WORKING DATA –

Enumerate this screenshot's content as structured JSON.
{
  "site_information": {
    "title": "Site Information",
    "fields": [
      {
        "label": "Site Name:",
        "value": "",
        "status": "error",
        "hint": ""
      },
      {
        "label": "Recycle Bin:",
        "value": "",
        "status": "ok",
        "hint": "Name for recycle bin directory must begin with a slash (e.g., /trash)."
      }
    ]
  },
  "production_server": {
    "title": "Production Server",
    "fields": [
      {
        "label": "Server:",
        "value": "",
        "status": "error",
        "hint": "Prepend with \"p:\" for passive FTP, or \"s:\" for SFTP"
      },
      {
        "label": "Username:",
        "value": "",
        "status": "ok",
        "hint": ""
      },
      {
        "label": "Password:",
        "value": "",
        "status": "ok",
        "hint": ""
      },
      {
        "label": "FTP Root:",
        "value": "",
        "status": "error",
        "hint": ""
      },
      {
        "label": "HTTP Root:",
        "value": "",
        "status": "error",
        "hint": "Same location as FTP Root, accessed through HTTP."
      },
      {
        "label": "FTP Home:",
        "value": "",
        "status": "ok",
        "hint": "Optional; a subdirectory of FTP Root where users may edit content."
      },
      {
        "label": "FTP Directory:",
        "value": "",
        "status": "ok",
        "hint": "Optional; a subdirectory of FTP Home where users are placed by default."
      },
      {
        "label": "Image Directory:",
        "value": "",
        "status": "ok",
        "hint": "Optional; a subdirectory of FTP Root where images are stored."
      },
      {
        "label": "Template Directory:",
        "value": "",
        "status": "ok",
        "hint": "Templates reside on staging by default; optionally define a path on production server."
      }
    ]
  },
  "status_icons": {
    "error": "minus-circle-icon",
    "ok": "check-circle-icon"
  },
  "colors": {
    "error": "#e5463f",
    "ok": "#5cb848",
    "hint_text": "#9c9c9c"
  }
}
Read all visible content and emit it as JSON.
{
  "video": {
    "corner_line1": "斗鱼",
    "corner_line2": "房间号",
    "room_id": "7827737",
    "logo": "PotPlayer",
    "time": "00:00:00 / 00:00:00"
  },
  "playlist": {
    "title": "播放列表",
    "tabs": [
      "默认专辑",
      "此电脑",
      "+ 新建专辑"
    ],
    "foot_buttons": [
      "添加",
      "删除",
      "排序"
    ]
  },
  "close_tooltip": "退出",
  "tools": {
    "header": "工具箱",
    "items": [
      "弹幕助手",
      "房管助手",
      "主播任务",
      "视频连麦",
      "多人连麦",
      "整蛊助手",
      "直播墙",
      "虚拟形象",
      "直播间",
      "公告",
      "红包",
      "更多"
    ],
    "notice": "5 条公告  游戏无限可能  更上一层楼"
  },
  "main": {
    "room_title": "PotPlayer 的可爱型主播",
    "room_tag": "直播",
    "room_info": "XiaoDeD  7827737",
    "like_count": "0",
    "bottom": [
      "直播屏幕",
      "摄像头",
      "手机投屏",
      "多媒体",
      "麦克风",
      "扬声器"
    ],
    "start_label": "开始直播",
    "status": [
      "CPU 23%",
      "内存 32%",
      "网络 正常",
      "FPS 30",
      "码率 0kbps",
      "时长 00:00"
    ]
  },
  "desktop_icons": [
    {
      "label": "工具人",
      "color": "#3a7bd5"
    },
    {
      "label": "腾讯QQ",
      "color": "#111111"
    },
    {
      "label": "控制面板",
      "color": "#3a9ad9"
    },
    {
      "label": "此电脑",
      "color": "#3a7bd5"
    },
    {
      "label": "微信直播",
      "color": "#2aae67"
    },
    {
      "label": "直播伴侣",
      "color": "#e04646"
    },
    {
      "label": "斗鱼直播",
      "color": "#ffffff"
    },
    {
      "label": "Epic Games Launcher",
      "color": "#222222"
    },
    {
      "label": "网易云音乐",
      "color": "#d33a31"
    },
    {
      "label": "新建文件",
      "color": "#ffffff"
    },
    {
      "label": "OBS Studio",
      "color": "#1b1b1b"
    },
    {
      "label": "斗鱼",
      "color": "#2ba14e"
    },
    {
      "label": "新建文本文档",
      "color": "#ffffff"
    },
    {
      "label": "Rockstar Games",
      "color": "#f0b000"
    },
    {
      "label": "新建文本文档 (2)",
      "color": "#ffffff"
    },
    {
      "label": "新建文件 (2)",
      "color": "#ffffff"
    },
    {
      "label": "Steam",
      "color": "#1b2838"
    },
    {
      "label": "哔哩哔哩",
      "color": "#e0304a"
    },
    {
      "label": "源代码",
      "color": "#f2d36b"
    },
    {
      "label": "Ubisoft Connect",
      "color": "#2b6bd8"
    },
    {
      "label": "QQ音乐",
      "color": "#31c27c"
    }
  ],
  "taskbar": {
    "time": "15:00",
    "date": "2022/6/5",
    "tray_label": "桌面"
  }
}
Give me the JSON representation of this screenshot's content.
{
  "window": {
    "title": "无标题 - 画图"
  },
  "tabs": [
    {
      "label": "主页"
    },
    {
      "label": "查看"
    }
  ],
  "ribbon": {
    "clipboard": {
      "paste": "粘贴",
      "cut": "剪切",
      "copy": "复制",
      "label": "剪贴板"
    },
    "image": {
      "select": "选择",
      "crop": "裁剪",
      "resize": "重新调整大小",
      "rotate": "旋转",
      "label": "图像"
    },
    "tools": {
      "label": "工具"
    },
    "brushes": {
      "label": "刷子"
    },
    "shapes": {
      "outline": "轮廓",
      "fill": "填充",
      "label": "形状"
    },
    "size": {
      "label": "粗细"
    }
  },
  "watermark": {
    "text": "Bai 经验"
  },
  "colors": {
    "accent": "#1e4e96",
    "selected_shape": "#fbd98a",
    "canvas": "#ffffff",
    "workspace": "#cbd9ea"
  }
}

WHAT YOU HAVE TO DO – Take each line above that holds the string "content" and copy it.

WRITTEN ANSWER –
Enumerate this screenshot's content as structured JSON.
        "hint": "Optional; a subdirectory of FTP Root where users may edit content."
Read all visible content and emit it as JSON.
Give me the JSON representation of this screenshot's content.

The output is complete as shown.